What follows is a set of records. Copy them exactly and leave out the images.
[Start of section]
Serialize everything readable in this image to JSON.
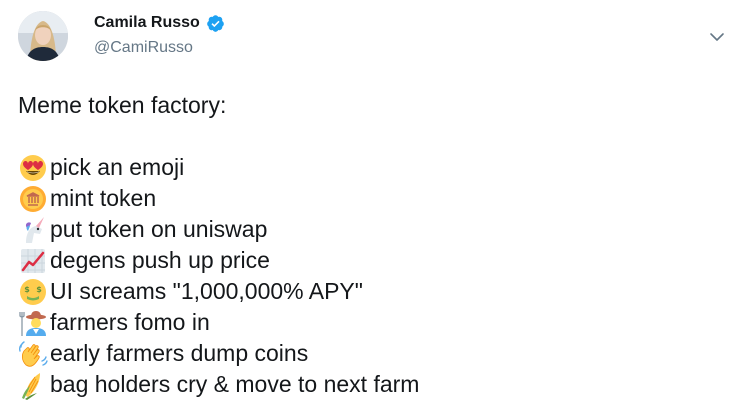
{
  "author": {
    "display_name": "Camila Russo",
    "handle": "@CamiRusso",
    "verified": true,
    "verified_color": "#1da1f2"
  },
  "menu": {
    "icon": "chevron-down-icon"
  },
  "tweet": {
    "intro": "Meme token factory:",
    "lines": [
      {
        "emoji": "heart-eyes-emoji",
        "text": "pick an emoji"
      },
      {
        "emoji": "coin-emoji",
        "text": "mint token"
      },
      {
        "emoji": "unicorn-emoji",
        "text": "put token on uniswap"
      },
      {
        "emoji": "chart-increasing-emoji",
        "text": "degens push up price"
      },
      {
        "emoji": "money-mouth-emoji",
        "text": "UI screams \"1,000,000% APY\""
      },
      {
        "emoji": "farmer-emoji",
        "text": "farmers fomo in"
      },
      {
        "emoji": "waving-hand-emoji",
        "text": "early farmers dump coins"
      },
      {
        "emoji": "corn-emoji",
        "text": "bag holders cry & move to next farm"
      }
    ]
  },
  "colors": {
    "text": "#14171a",
    "secondary": "#657786",
    "accent": "#1da1f2"
  }
}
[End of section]
> **Output**:
Serialize everything readable in this image to JSON.
{
  "author": {
    "display_name": "Camila Russo",
    "handle": "@CamiRusso",
    "verified": true,
    "verified_color": "#1da1f2"
  },
  "menu": {
    "icon": "chevron-down-icon"
  },
  "tweet": {
    "intro": "Meme token factory:",
    "lines": [
      {
        "emoji": "heart-eyes-emoji",
        "text": "pick an emoji"
      },
      {
        "emoji": "coin-emoji",
        "text": "mint token"
      },
      {
        "emoji": "unicorn-emoji",
        "text": "put token on uniswap"
      },
      {
        "emoji": "chart-increasing-emoji",
        "text": "degens push up price"
      },
      {
        "emoji": "money-mouth-emoji",
        "text": "UI screams \"1,000,000% APY\""
      },
      {
        "emoji": "farmer-emoji",
        "text": "farmers fomo in"
      },
      {
        "emoji": "waving-hand-emoji",
        "text": "early farmers dump coins"
      },
      {
        "emoji": "corn-emoji",
        "text": "bag holders cry & move to next farm"
      }
    ]
  },
  "colors": {
    "text": "#14171a",
    "secondary": "#657786",
    "accent": "#1da1f2"
  }
}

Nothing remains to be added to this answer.